Recently and after a long time, the Air India Maharajah leapt out at me from an ad in the newspaper, which got me a bit nostalgic and made me take a peek in the rear view mirror.
The Magic Of The Maharajah.
Time was when one spotted the AI mascot ever so often, in newspapers, splashed on hoardings, etc and loved him more and more. Belief had it that he was the brainchild of a genius, Bobby Kooka, though I am not too sure. Over the years, the pulling power of the mascot got questioned. I recall him at one time, on a flying/magic carpet, which the authorities pulled from under his feet, so to speak. It was also felt that he was too indianised and did not attract international audiences, so I think his posture/stance or some such element, got tweaked. And the process of tweaking his characteristics (and giving him a make-over!) went on, reducing his potency! I think there was also a plan to withdraw him completely, but luckily common sense prevailed. The airline management retained him but instead fiddled around with the logo, brought in an international agency, had a huge launch of the new logo, at an enormous cost of course – some Centaur or some such element – don’t quite remember. But the magic of the Maharajah luckily outlived it all. And the irony of it, in the same newspaper, that I read, I glanced at an article mentioning about a loss of approx Rs.30,000 crores incurred by the Airline! Sacrifice the Maharajah and red with turn to black.
My mind also rolls back to the cute and beautiful Amul girl, attributed to Eustace Fernandes/Sylvestor DCunha (?). What a work of pure genius! Luckily the good old Dr. Verghese Kurien, saw sense in not tweaking the lovely mascot, who has retained her charm over the years! (Wondering why they did not make her younger, to appeal to the millennial, or some such crap!) Of course, ad agency Dcunha Communications, also deserves credit for not altering the mascot and in fact retaining her charm over the years. Keeping the brand trendy and updated is a credible performance by the Agency. In both cases, I think the client has retained its Agency right through – JWT for Air India and Dcunha for Amul. I recall the words of one of my bosses – a client gets the agency it deserves!
Another super Mascot, if I may call it, would be the mischievous and evil Onida Devil, who literally created hell for competition, when the brand was launched. Created by the famous Gopi Kukde, the Devil was actually charming!

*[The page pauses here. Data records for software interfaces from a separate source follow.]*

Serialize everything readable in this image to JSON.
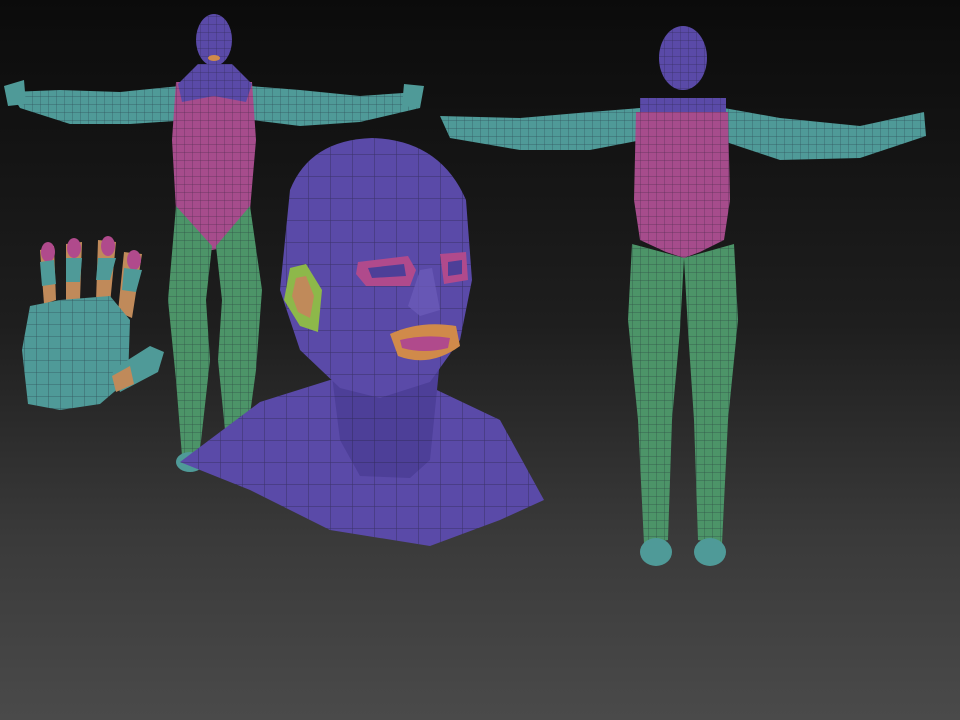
{
  "scene": {
    "objects": [
      {
        "name": "front-body"
      },
      {
        "name": "back-body"
      },
      {
        "name": "head-bust"
      },
      {
        "name": "hand"
      }
    ]
  },
  "colors": {
    "background_top": "#0b0b0b",
    "background_bottom": "#4a4a4a",
    "head": "#5a4aa8",
    "torso": "#a64c8c",
    "arms": "#4f9a98",
    "legs": "#4c9468",
    "lips": "#d08a4a",
    "ear": "#8db84a",
    "fingers": "#c08a5a",
    "nails": "#b04a8c",
    "wire": "#1a1a2a"
  }
}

Many fell in love with him! (Or is it her?) And then with times changing, the client changed the Agency. As done in almost every such case, the first thing the Agency does is fool around with logos, mascots, etc. Am told huge research costs were incurred that revealed that the Devil was not in sync with the new age customer. And the Devil was banished to hell! But that did not get the angels singing at the cash register either. So again, if I recall right, the Devil was either brought back or some attempt was made.
It’s a pity that not only as a nation, but globally, we are so dependent on disciplines like research, although at the best of times, it fails us! If a little more attention is given to the consumer’s heart and emotions, I think we would be much better off! Which brings me back to reality! I have depended more on my failing mind than research for this. But it did give me immense pleasure to turn back the pages.